> >Keith Drage, Gili, Monty Montgomery or Peter Saint-Andre have taken a
> >position (I could guess, but I don't want to - besides, they might not
> >want to take a position, which is perfectly OK).
> +0. I neither support nor object to The Honolulu Compromise (THC).
> As Mo Zanaty pointed out, its primary benefit is that it necessitates codec
> negotiation, capabilities discovery, and other features that can will prove
> helpful once we have a truly open and technically superior video codec
> (think "Opus for video").
> Until then, THC is merely a temporary palliative.

I still would be very interested in seeing some sort of rationale text
that lays this side of things out a bit more openly, if only to give
some sort of guidance (even if not normative) to future folk (and the
broader internet community when this gets to them for review) about
how we arrived at this state and why we've accepted it as an interim
workaround even if a lot of us do think it's a kind of dopey situation
to have ended up wedged in.  I certainly don't think you're alone in
criticising it in this way, whatever the concern may be for upsetting
a delicate consensus.

I'd like to think there is some way we can elaborate on this without
risking pulling the ground out from under what people have been resigned
to agreeing to here.  Even Cisco folk are on the record for saying they
would greatly prefer the kind of Final Solution that an "Opus for video"
could bring us.

I'd hinted at that again here:

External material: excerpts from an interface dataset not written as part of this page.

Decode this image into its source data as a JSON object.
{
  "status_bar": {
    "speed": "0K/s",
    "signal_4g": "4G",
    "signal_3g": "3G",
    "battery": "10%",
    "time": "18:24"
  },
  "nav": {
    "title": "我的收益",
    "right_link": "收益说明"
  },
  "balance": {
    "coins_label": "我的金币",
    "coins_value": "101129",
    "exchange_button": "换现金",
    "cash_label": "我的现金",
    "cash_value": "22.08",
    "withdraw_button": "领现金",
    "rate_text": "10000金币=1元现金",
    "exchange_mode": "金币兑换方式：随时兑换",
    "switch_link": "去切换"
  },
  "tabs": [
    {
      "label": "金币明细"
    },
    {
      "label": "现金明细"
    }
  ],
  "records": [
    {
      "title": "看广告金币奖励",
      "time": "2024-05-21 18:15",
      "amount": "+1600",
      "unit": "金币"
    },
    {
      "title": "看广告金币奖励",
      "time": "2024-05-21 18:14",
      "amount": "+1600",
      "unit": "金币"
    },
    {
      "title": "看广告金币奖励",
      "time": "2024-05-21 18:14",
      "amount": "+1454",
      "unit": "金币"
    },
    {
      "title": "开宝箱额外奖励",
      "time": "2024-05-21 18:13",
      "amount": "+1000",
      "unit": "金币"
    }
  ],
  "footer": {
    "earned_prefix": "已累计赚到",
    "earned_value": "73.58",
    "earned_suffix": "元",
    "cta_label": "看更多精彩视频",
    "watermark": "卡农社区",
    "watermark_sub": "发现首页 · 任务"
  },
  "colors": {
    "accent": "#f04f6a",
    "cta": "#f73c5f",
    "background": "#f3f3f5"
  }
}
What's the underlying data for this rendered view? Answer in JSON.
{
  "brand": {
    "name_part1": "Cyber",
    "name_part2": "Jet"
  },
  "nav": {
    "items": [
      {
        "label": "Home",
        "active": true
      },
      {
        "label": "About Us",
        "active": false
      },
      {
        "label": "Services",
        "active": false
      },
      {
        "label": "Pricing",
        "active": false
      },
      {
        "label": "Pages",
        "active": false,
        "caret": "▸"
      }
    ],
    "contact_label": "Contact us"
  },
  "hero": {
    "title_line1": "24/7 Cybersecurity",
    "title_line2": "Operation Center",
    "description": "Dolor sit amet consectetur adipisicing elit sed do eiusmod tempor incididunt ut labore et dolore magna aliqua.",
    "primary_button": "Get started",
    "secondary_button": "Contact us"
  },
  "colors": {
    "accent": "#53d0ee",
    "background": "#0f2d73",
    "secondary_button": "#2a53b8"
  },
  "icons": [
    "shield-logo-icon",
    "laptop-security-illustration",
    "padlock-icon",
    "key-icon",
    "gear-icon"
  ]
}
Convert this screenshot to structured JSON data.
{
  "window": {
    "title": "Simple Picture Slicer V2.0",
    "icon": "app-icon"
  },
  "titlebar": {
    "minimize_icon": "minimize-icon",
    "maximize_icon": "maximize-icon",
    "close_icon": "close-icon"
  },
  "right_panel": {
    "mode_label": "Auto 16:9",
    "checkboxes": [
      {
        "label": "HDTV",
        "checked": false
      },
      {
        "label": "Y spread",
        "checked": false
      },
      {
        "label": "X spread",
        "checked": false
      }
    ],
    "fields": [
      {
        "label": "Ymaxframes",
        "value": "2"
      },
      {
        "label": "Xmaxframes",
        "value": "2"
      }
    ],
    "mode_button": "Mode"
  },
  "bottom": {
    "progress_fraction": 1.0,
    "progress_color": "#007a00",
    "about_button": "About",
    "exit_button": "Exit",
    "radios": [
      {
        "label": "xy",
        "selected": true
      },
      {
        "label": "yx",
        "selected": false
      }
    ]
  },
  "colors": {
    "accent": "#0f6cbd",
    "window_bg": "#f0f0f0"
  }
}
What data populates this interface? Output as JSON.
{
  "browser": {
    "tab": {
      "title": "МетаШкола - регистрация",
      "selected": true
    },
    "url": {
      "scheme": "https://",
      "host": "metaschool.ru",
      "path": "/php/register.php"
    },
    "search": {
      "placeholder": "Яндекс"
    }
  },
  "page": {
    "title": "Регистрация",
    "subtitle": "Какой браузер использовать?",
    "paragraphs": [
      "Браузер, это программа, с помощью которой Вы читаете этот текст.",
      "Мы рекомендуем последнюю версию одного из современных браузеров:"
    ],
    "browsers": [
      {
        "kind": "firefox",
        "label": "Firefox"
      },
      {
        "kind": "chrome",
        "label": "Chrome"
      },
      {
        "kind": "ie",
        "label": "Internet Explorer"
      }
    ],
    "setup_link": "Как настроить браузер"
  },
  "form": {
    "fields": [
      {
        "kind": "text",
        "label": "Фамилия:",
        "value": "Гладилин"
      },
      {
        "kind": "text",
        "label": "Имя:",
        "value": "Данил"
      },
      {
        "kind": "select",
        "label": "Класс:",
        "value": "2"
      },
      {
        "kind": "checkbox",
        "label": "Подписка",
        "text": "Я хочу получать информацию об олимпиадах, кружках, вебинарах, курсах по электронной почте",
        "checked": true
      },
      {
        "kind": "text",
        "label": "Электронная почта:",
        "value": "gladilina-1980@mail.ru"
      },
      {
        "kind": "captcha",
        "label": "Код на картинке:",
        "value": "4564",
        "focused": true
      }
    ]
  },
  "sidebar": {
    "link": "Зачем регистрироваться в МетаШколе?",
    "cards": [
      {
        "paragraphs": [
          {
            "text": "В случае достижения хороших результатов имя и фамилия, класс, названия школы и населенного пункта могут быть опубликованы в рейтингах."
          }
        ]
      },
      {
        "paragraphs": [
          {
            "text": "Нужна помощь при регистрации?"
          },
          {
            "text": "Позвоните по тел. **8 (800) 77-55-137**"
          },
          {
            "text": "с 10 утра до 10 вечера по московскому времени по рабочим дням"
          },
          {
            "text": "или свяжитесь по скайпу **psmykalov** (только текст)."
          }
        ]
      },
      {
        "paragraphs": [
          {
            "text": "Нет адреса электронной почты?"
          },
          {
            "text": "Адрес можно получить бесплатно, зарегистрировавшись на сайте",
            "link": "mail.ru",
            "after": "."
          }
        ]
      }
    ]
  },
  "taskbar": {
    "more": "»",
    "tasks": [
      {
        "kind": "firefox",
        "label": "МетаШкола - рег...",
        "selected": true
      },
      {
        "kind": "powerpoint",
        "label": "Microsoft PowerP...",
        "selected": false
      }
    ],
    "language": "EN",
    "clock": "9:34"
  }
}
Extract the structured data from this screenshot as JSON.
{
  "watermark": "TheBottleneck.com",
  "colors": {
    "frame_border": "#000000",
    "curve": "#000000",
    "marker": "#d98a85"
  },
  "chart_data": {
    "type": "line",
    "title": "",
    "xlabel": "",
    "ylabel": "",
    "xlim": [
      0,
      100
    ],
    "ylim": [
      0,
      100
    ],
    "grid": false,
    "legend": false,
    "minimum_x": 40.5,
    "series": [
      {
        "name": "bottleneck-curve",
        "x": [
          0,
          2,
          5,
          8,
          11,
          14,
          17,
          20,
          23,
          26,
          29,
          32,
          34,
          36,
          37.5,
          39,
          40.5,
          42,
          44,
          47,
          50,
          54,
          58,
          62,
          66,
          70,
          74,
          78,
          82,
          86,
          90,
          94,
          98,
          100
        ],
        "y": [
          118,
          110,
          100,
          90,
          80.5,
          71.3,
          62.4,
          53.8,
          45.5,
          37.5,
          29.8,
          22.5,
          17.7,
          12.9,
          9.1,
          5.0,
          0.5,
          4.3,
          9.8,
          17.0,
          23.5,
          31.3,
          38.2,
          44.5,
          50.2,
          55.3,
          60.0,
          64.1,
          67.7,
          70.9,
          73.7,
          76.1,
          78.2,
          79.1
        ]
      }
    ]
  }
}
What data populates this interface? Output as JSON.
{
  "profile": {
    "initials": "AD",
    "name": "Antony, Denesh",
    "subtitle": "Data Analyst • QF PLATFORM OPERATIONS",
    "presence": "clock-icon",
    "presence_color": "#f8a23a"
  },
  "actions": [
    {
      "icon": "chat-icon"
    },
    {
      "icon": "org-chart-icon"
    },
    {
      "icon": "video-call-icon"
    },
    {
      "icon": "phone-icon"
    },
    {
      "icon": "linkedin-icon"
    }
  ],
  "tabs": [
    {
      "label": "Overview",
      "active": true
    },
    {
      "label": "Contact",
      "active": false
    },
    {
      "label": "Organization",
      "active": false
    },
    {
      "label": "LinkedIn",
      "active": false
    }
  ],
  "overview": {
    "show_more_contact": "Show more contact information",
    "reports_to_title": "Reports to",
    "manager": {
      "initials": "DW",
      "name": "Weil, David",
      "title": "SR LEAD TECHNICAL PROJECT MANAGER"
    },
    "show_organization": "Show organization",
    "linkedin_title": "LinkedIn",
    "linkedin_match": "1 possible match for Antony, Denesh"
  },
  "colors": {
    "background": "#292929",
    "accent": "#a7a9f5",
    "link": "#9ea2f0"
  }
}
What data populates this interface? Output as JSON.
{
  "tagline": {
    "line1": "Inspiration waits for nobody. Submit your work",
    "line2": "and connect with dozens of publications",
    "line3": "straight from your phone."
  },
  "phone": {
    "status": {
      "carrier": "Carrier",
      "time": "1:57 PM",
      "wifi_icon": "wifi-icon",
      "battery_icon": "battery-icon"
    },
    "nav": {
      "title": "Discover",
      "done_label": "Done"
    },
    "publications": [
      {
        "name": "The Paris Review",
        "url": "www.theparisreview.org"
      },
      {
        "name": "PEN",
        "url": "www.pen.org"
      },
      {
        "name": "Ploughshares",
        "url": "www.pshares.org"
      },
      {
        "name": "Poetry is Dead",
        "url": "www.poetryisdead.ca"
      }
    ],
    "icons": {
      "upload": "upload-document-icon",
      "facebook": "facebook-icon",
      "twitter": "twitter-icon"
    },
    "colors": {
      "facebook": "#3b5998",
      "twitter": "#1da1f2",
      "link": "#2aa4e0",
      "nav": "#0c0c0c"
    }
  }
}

  You are right that there are more than just these two camps though.
  There's also a (clearly large) subset of both that cares enough about
  the success of this project to compromise with each other in its best
  interests.  With enough options and workarounds to get by until we have
  an IETF video codec to solve it properly (and I still do think that
  clarifying that is important here.  If we're going to do something as
  audacious as mandate a patent minefield like H.264 when there is an
  equivalent that actually meets the IETF's aspirational requirements for
  RF technology, we need a better reason for that than "some people with
  H.264 patents insisted" if it's going to survive being challenged, or
  ridiculed, in later review).

and in one or two other comments here.  But I could easily forgive
anyone for missing that in the current frenzied scrum.

As I understand things we not only need to get consensus on this here,
but it also needs to stand up to scrutiny from the IESG and internet
community in general, who still could reject it as a load of hazy tosh
if we haven't made our reasoning clear and acceptable to them.

I don't know what the odds of that actually are, but I can only assume
they are worse if we don't clearly explain not only "what" but "why"
in a case like this.